(6) No record of the attorney's closing arguments was made. Defendants sought a mistrial on the basis that one of the prosecutors had improperly characterized the evidence. The prosecutor argued there had been no improper characterization. Absent a record, or some agreement as to what was said, we cannot determine whether the evidence was improperly characterized. See State v. Carrillo, 88 N.M. 236, 539 P.2d 626 (Ct.App. 1975). Further, the trial court admonished the jury as to the evidence in a manner favorable to defendants.
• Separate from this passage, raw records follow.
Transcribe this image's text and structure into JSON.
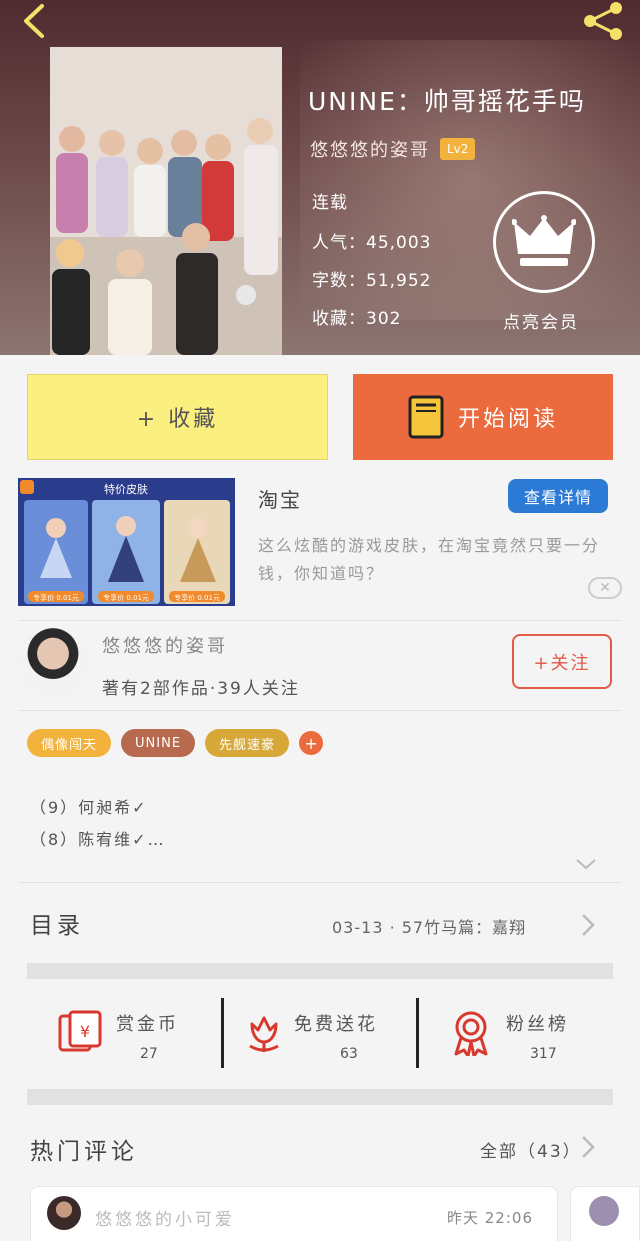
{
  "header": {
    "title": "UNINE：帅哥摇花手吗",
    "author": "悠悠悠的姿哥",
    "author_level": "Lv2",
    "status": "连载",
    "popularity": "人气：45,003",
    "word_count": "字数：51,952",
    "favorites": "收藏：302",
    "crown_label": "点亮会员"
  },
  "actions": {
    "favorite_label": "+ 收藏",
    "read_label": "开始阅读"
  },
  "ad": {
    "banner_caption": "特价皮肤",
    "price_tags": [
      "专享价 0.01元",
      "专享价 0.01元",
      "专享价 0.01元"
    ],
    "title": "淘宝",
    "detail_button": "查看详情",
    "description": "这么炫酷的游戏皮肤，在淘宝竟然只要一分钱，你知道吗？",
    "close_label": "✕"
  },
  "author_block": {
    "name": "悠悠悠的姿哥",
    "stats": "著有2部作品·39人关注",
    "follow_label": "+关注"
  },
  "tags": [
    {
      "label": "偶像闯天",
      "color": "#f2b23c"
    },
    {
      "label": "UNINE",
      "color": "#b86a4f"
    },
    {
      "label": "先舰速豪",
      "color": "#d7a837"
    }
  ],
  "characters": [
    "（9）何昶希✓",
    "（8）陈宥维✓…"
  ],
  "toc": {
    "label": "目录",
    "latest": "03-13 · 57竹马篇：嘉翔"
  },
  "stats": [
    {
      "label": "赏金币",
      "value": "27",
      "icon": "red-envelope-icon"
    },
    {
      "label": "免费送花",
      "value": "63",
      "icon": "flower-icon"
    },
    {
      "label": "粉丝榜",
      "value": "317",
      "icon": "medal-icon"
    }
  ],
  "comments": {
    "section_label": "热门评论",
    "all_label": "全部（43）",
    "items": [
      {
        "user": "悠悠悠的小可爱",
        "time": "昨天 22:06"
      }
    ]
  },
  "colors": {
    "accent_orange": "#ec6b3e",
    "accent_yellow": "#fbf07f",
    "link_blue": "#2b7ad6",
    "follow_red": "#e05b49"
  }
}
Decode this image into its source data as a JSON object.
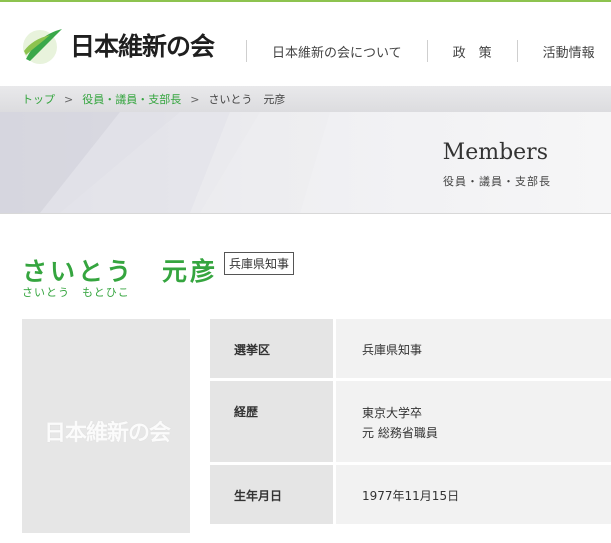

The failure to grant a mistrial was not error.

The judgment and sentences are affirmed.


ANDREWS, J., concurs.

HENDLEY, J., concurs specially.

HENDLEY, Judge (specially concurring).

I concur in the result reached by the majority as to the first issue and concur in the issues answered summarily.

Defendants objected to the absence of La Raza Unida members on the jury venire. It was defendants' contention that La Raza Unida members were systematically excluded from the jury wheel because they did not vote in the previous general election because there were no La Raza Unida candidates in that election. The clerk of the court testified that names for the jury wheel were drawn from the poll books. The poll books contain the names of persons who voted in the last general election. They do not contain a party designation. The clerk of the court did not know whether or not any members of La Raza Unida had voted in the last general election or if any were on the jury wheel. Thus, there is no showing on the record that La Raza Unida members were systematically excluded by the jury selection procedure. Defendants had the burden of making such a showing. Duren v. Missouri, 439 U.S. 357, 99 S. Ct. 664, 58 L. Ed. 2d 579 (1979).

Defendants did not object to the absence of non-voters on the jury wheel. Defendants suggested that La Raza Unida members would have been included on the jury wheel if potential jurors were drawn from lists of registered voters. That, however, did not amount to an objection to the exclusion of non-voters on the jury wheel. Whether or not non-voters are a "distinctive" group in the community is an issue not properly before this court. Santa Fe Nat. Bank v. Galt, 94 N.M. 111, 607 P.2d 649 (Ct.App. 1979); Maldonado v. Haney, 94 N.M. 335, 610 P.2d 222 (Ct.App. 1980). On that question I express no opinion. The theory upon which defendants relied at trial may not be changed on appeal, Adoption of Doe, 89 N.M. 606, 555 P.2d 906 (Ct.App. 1976), and even if allowed, there is nothing in the record to support such a theory.

I would affirm the trial court's ruling.